Driving through the streets of Ghana’s capital, Accra, a couple of weeks ago, on the way from the urban center to the slum district of Ashaiman, a trick question nagged in my head. It was a question that had popped up a few times in the previous days on a visit that had taken in fact-finding meetings with politicians, pressure groups, donors and entrepreneurs, journalists and professors all talking about Ghana’s future. The question was this: “What does transparency look like?”
One answer, it seemed, on that journey through Accra, at midday on Aug. 29, was: empty streets. The normally clogged and inch-forward roads to Ashaiman were traffic-free. There was a reason for this. It was, as the Accra Daily Graphic had it, the Hour of Judgment, high noon.
Last year Ghana narrowly re-elected its center-left President John Dramani Mahama. However, for the past 10 months that result has been the subject of legal challenge by the opposition center-right party because of alleged voting irregularities. The unprecedented court case to determine the truth has been shown live on television most afternoons of those months, a painstaking democratic drama with a cliffhanger ending.
The previous evening everyone I met in Accra told me two things: First, that they have no idea which of three ways it will go — ratification, a rerun or victory for the opposition. Second, that I should not go out in the markets the following day in case of violence after the result. Some people, remembering contested elections of the past, have stocked up on food and locked the doors. Hence the empty streets.
In Ashaiman the verdict eventually crackles through on the car radio tuned to Joy FM. After considering the evidence the 11 judges have decided that the technical problems with the vote helped neither party and the original result should stand. The opposition leader, Nana Akufo-Adda, who has fought the most determined of battles to remove the president, immediately comes out to endorse the judicial verdict.

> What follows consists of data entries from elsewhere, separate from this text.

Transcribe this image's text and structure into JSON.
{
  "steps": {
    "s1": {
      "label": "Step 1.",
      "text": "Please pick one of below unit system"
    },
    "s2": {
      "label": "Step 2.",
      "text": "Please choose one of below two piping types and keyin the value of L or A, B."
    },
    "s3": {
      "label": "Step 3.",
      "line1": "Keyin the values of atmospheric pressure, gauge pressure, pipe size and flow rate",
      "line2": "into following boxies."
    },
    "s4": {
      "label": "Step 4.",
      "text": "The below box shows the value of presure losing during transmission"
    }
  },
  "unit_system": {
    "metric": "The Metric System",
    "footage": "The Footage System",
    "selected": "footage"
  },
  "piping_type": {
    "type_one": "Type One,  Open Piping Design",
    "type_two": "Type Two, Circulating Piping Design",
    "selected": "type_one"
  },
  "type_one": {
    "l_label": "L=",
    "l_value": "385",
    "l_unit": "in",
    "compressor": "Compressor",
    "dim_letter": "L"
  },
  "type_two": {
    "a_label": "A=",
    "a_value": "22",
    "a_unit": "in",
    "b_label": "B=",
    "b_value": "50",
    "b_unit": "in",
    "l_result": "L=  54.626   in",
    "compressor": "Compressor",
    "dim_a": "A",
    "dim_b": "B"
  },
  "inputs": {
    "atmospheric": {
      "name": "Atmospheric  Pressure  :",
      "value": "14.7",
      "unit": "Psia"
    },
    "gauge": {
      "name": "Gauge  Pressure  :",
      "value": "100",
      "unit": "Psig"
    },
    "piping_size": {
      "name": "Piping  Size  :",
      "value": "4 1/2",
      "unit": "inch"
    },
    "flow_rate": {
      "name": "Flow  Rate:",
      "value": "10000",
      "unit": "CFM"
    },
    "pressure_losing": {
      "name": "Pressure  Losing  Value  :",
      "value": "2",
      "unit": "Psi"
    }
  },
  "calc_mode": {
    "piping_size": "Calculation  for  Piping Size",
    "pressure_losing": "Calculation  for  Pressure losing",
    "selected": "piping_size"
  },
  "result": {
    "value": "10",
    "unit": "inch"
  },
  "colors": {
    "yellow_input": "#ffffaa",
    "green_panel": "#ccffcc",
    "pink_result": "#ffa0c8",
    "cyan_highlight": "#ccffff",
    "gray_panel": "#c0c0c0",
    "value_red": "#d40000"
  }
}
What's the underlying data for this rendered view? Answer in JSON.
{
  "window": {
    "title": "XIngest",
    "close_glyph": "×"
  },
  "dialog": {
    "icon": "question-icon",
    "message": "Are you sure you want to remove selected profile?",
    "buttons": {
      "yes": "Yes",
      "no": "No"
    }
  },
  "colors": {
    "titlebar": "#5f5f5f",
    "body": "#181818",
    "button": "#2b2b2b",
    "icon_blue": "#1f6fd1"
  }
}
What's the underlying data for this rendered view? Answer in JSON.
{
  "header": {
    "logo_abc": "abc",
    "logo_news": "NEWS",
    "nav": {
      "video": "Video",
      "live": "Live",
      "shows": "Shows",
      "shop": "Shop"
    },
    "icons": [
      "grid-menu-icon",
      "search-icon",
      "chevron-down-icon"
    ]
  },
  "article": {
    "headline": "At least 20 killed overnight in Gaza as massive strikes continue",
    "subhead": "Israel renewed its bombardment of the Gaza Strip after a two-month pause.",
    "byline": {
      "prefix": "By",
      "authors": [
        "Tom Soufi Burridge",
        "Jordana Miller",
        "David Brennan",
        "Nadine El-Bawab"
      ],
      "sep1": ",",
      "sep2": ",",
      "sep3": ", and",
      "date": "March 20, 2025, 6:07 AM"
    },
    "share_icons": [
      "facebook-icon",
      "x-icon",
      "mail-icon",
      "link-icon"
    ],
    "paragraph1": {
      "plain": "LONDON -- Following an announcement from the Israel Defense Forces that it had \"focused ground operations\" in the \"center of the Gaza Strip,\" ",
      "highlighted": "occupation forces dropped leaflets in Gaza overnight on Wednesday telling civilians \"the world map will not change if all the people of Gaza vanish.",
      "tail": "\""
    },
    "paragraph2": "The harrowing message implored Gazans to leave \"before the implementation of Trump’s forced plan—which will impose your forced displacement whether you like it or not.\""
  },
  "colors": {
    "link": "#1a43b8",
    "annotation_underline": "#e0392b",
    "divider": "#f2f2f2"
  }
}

Mahama himself suggests that the waiting is over and his term of office can finally begin. And then: nothing. No protest, no unrest. People slowly come out to the markets, to go shopping. Ghana gets on with business.
Inside the Ashaiman regional assembly hall, a room with bare walls and floors, and a broken ceiling fan, local people — representatives of the assembly, leaders of women’s groups and youth groups, farmers and small businessmen — are gathered round a TV whooping and cheering at the result. They are, they explain, cheering not for any partisan cause, but for the openness of the process itself, of justice for once being seen to be done. “Ghana is the winner!” “Ghana has won!” You might say it is a triumph for transparency.
When that excitement has died down the people in that assembly hall sit to discuss another form of transparency, this one somewhat more opaque. The headline story of Ghana is of growth and transformation — in the financial pages the country is one of the “lions” of sub-Saharan Africa, with an economy expanding at 7 percent or more and, after the discovery of major offshore oil reserves, promises of prosperity and an aid-free future in the pipeline. Still, in a place such as Ashaiman, home to 200,000 people with nonexistent roads, squalid housing and drainage, brutally under-resourced education and healthcare, that promise seems a long way off.